Print every entry below again. Nothing may differ from the original.

[Element data from apps and pages]
BEGIN

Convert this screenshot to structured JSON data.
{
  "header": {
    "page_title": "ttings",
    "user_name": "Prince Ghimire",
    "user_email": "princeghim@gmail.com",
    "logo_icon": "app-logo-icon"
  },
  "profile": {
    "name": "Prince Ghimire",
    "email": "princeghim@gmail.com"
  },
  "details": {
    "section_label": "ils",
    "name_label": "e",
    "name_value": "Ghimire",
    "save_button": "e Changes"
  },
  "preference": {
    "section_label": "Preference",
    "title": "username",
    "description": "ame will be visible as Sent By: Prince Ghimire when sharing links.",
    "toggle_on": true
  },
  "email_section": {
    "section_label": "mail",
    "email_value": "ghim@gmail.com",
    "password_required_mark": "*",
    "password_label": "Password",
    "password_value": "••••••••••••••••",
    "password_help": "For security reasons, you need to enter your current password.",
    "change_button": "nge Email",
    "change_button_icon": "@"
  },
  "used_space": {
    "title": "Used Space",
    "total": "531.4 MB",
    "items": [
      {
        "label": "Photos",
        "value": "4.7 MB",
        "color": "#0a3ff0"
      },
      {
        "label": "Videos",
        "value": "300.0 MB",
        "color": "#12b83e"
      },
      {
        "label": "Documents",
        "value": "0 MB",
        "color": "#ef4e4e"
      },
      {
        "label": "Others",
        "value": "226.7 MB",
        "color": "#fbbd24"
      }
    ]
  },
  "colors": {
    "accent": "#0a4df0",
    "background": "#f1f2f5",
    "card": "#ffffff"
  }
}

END

### EXPECTED OUTPUT
Convert this screenshot to structured JSON data.
{
  "header": {
    "page_title": "ttings",
    "user_name": "Prince Ghimire",
    "user_email": "princeghim@gmail.com",
    "logo_icon": "app-logo-icon"
  },
  "profile": {
    "name": "Prince Ghimire",
    "email": "princeghim@gmail.com"
  },
  "details": {
    "section_label": "ils",
    "name_label": "e",
    "name_value": "Ghimire",
    "save_button": "e Changes"
  },
  "preference": {
    "section_label": "Preference",
    "title": "username",
    "description": "ame will be visible as Sent By: Prince Ghimire when sharing links.",
    "toggle_on": true
  },
  "email_section": {
    "section_label": "mail",
    "email_value": "ghim@gmail.com",
    "password_required_mark": "*",
    "password_label": "Password",
    "password_value": "••••••••••••••••",
    "password_help": "For security reasons, you need to enter your current password.",
    "change_button": "nge Email",
    "change_button_icon": "@"
  },
  "used_space": {
    "title": "Used Space",
    "total": "531.4 MB",
    "items": [
      {
        "label": "Photos",
        "value": "4.7 MB",
        "color": "#0a3ff0"
      },
      {
        "label": "Videos",
        "value": "300.0 MB",
        "color": "#12b83e"
      },
      {
        "label": "Documents",
        "value": "0 MB",
        "color": "#ef4e4e"
      },
      {
        "label": "Others",
        "value": "226.7 MB",
        "color": "#fbbd24"
      }
    ]
  },
  "colors": {
    "accent": "#0a4df0",
    "background": "#f1f2f5",
    "card": "#ffffff"
  }
}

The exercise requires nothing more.